Action item: Pull each line holding the word "avgdl" from the data.

Supplied records:
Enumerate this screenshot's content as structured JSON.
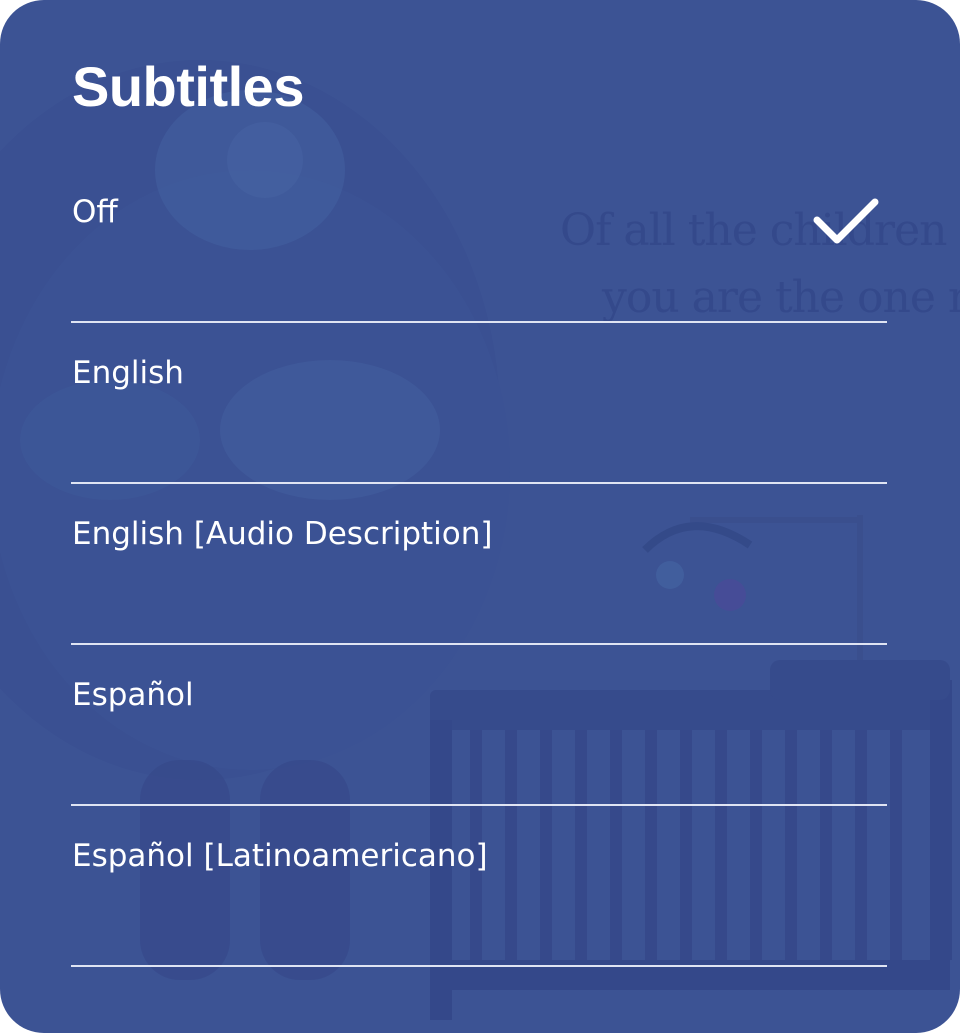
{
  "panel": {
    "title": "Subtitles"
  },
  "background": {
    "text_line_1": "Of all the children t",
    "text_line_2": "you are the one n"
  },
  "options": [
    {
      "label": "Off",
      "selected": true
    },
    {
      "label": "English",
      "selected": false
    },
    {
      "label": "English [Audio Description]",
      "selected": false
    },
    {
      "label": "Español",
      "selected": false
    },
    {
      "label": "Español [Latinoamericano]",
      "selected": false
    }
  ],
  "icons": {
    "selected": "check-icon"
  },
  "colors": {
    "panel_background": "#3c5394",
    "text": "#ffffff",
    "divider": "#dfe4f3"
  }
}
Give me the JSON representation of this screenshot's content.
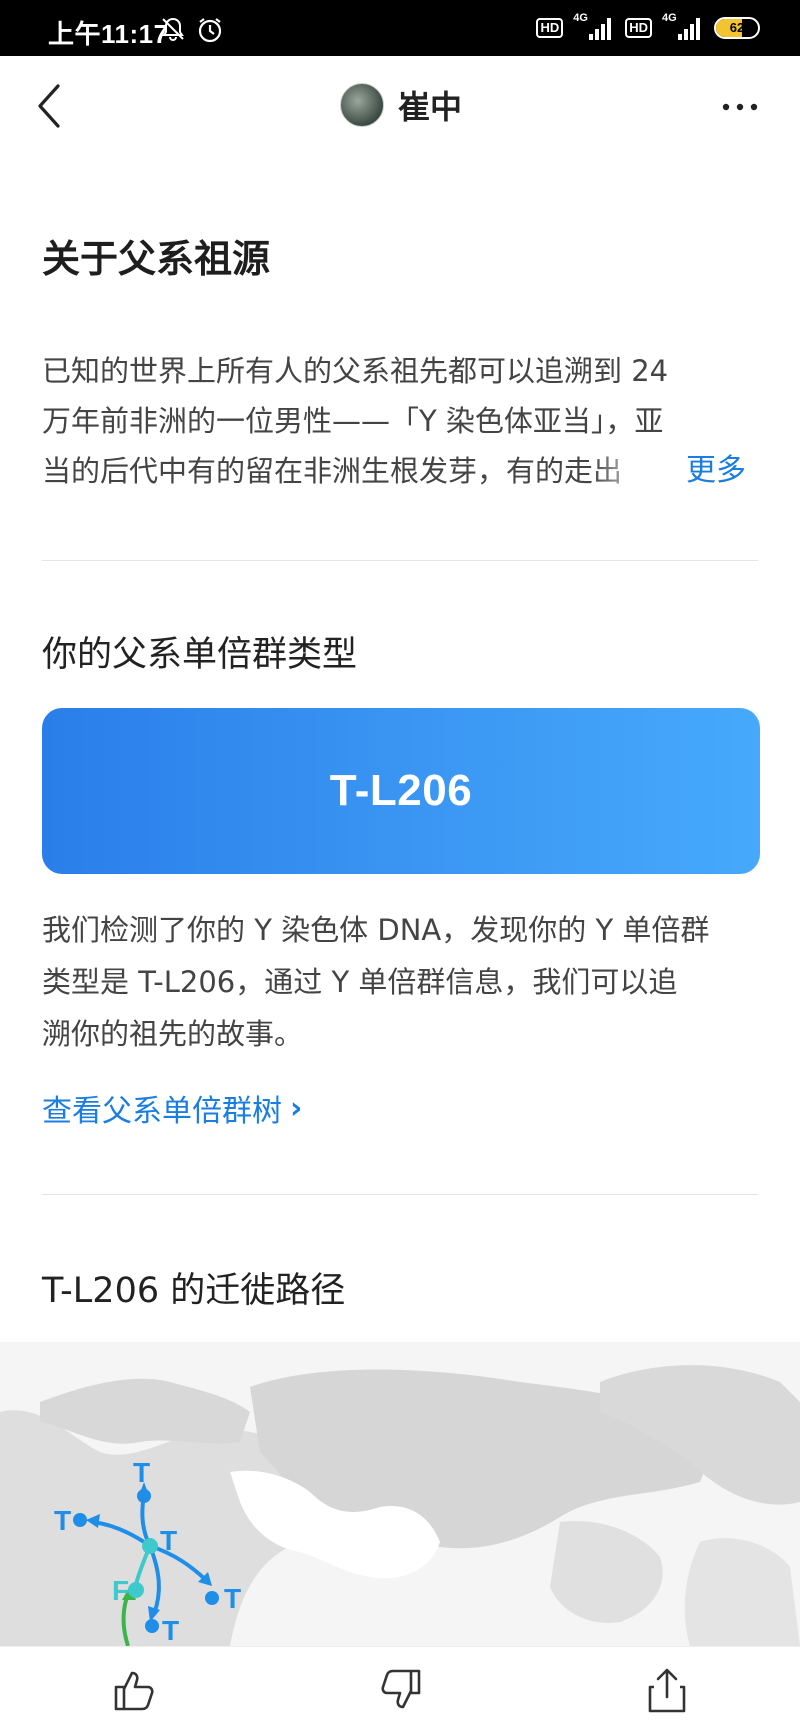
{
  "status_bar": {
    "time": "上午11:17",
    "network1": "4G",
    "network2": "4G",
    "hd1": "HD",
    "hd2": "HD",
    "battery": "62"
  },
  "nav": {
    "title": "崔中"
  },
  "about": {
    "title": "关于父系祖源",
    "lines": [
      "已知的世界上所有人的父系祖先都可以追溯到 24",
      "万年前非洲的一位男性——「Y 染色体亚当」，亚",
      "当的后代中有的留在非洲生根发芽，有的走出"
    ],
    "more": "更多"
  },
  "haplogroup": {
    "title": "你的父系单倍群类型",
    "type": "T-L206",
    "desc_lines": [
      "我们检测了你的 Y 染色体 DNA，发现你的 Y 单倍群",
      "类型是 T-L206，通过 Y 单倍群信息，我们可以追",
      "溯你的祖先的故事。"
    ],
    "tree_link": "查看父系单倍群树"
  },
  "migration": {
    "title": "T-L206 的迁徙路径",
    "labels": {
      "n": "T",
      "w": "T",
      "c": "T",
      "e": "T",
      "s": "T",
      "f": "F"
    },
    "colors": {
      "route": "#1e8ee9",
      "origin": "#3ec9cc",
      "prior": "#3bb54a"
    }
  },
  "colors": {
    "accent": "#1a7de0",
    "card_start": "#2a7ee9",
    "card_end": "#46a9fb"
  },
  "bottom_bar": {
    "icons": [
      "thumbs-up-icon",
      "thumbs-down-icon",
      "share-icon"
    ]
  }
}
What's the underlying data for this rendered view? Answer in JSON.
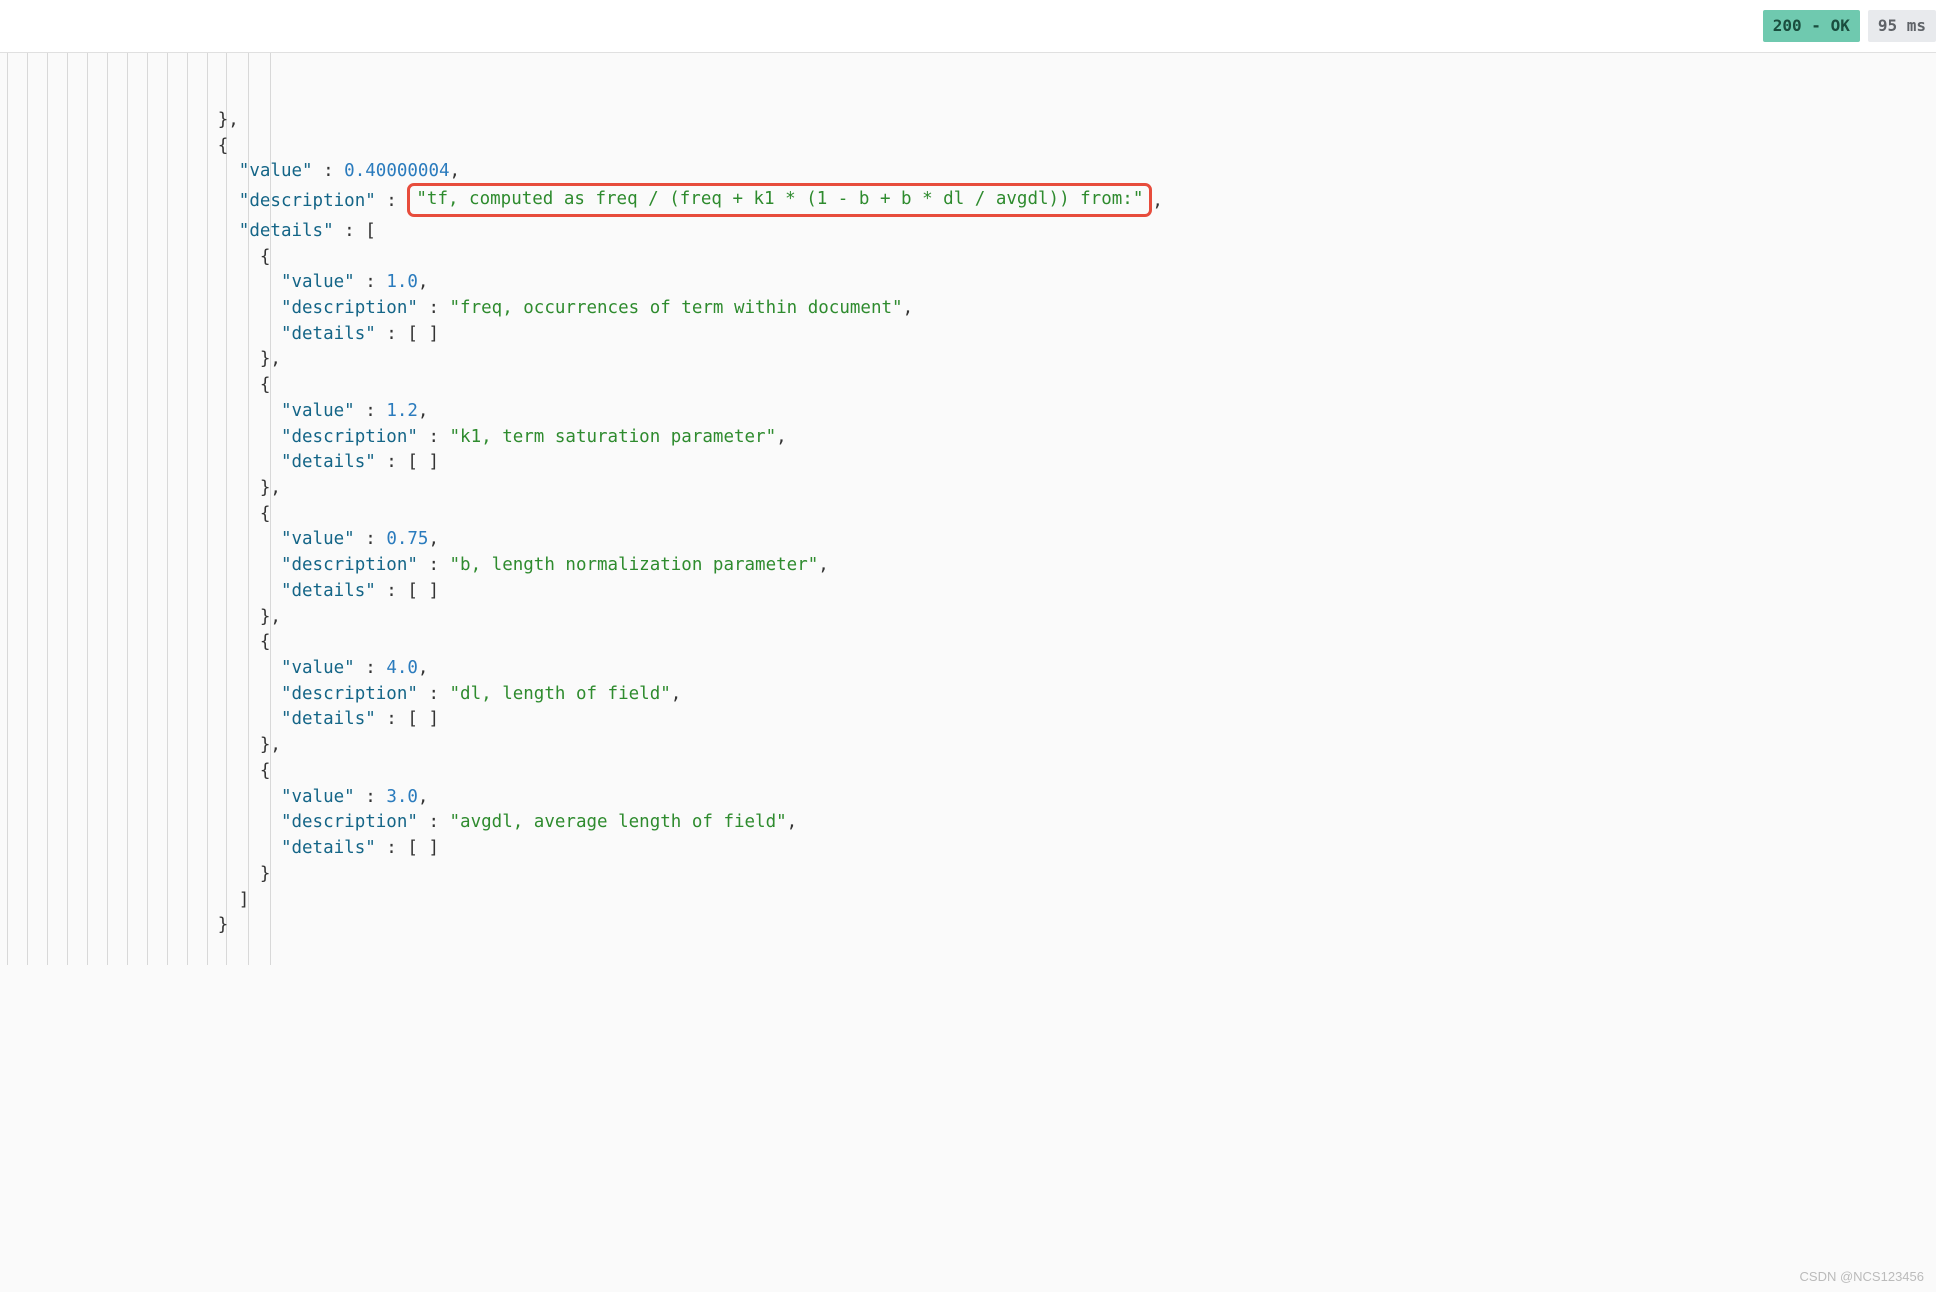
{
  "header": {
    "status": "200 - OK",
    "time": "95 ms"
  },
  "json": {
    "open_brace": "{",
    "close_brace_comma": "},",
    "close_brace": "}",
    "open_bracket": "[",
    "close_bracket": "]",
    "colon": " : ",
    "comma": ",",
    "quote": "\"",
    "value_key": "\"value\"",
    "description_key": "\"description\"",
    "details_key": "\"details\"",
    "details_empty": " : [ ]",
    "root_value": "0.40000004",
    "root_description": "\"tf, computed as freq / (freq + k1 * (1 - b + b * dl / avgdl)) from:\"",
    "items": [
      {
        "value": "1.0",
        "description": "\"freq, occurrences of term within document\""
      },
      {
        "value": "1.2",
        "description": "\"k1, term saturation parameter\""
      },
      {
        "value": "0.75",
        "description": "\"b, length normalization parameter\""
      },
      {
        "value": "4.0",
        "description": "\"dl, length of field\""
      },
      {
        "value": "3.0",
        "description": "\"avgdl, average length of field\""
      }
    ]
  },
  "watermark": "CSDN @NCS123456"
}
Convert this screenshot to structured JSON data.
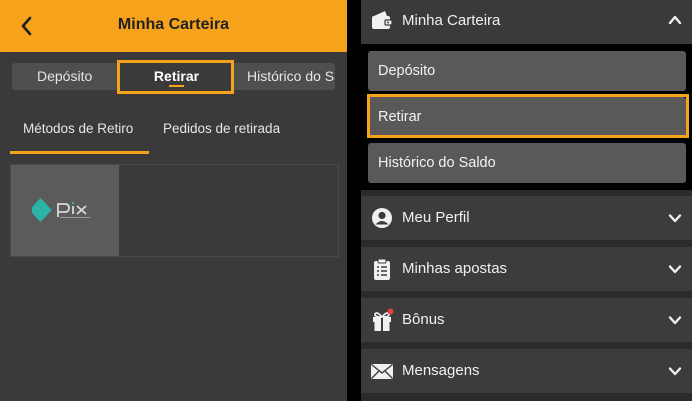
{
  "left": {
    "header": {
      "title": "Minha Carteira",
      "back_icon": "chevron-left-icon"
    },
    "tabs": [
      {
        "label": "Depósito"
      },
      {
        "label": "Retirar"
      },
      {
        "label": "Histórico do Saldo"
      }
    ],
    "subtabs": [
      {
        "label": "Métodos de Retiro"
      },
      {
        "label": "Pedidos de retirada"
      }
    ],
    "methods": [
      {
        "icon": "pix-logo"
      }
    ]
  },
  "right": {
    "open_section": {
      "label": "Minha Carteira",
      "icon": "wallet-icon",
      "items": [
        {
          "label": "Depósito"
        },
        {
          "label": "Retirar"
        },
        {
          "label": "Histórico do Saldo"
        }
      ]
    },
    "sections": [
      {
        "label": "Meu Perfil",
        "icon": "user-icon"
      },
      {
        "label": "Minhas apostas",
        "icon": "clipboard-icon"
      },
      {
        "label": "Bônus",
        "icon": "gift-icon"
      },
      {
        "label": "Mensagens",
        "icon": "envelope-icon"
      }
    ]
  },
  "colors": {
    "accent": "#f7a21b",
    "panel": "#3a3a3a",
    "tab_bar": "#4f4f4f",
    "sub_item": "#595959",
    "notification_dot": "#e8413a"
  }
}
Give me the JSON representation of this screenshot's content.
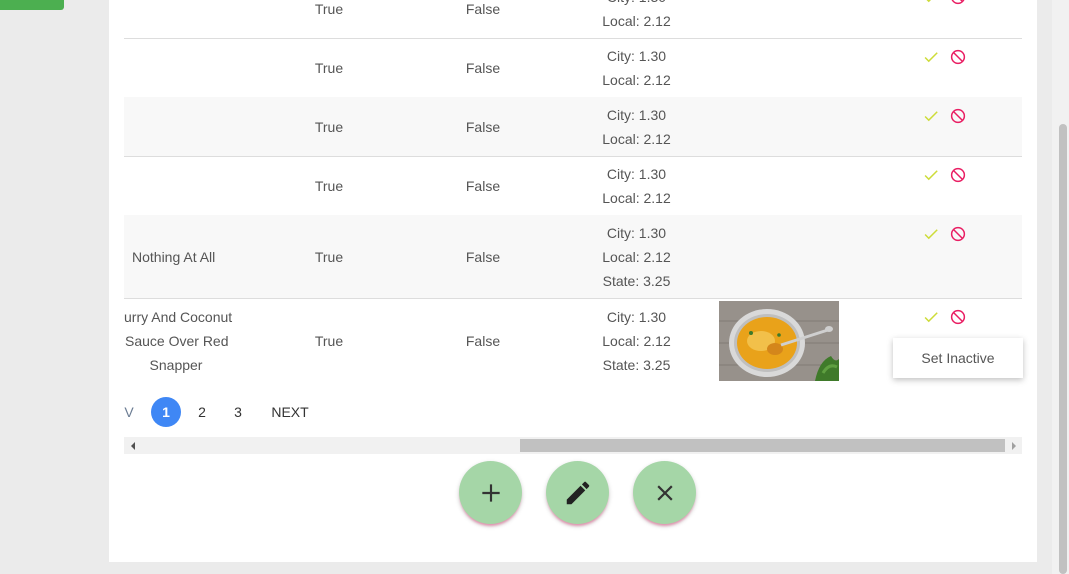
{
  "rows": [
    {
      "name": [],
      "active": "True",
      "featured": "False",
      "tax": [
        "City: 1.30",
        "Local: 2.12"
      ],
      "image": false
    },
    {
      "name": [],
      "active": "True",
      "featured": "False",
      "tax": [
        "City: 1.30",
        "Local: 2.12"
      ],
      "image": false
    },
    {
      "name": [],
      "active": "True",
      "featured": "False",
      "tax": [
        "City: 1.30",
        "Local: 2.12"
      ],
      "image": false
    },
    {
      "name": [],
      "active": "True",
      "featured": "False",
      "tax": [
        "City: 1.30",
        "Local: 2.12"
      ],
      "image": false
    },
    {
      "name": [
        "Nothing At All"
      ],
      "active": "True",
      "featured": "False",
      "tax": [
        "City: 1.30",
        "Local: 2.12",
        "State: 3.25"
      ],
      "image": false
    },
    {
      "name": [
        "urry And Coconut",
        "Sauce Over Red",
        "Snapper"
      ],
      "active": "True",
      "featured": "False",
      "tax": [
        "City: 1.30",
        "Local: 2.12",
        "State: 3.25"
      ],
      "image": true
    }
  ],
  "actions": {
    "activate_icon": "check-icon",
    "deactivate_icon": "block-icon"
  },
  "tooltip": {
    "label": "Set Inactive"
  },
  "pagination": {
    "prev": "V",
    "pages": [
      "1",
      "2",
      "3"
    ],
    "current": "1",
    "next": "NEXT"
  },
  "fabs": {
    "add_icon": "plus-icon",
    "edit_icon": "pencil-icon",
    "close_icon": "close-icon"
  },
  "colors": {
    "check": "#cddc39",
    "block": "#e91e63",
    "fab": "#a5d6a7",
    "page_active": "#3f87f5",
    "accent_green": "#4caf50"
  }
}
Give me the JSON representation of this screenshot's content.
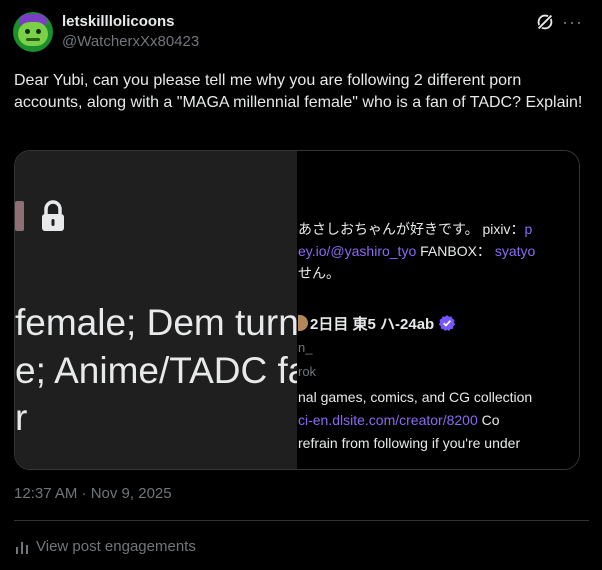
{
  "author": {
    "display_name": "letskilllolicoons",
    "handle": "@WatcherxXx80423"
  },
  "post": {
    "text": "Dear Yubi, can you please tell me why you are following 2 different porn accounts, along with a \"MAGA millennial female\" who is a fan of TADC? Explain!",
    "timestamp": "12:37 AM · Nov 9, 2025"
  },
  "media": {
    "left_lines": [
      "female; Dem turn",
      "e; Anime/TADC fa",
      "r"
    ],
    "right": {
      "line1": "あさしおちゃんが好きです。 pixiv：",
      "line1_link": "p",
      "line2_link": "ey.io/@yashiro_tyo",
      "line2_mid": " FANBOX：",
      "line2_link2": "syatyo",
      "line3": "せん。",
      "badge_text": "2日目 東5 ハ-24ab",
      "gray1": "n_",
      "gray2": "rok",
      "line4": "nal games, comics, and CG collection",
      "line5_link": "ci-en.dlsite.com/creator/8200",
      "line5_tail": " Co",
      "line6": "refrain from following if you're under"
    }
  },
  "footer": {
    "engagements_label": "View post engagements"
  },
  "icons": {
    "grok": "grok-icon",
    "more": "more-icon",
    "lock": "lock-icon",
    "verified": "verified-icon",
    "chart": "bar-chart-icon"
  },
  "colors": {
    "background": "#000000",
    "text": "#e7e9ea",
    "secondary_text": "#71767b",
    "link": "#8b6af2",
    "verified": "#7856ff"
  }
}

Reply:
    "root_description": "\"tf, computed as freq / (freq + k1 * (1 - b + b * dl / avgdl)) from:\"",
        "description": "\"avgdl, average length of field\""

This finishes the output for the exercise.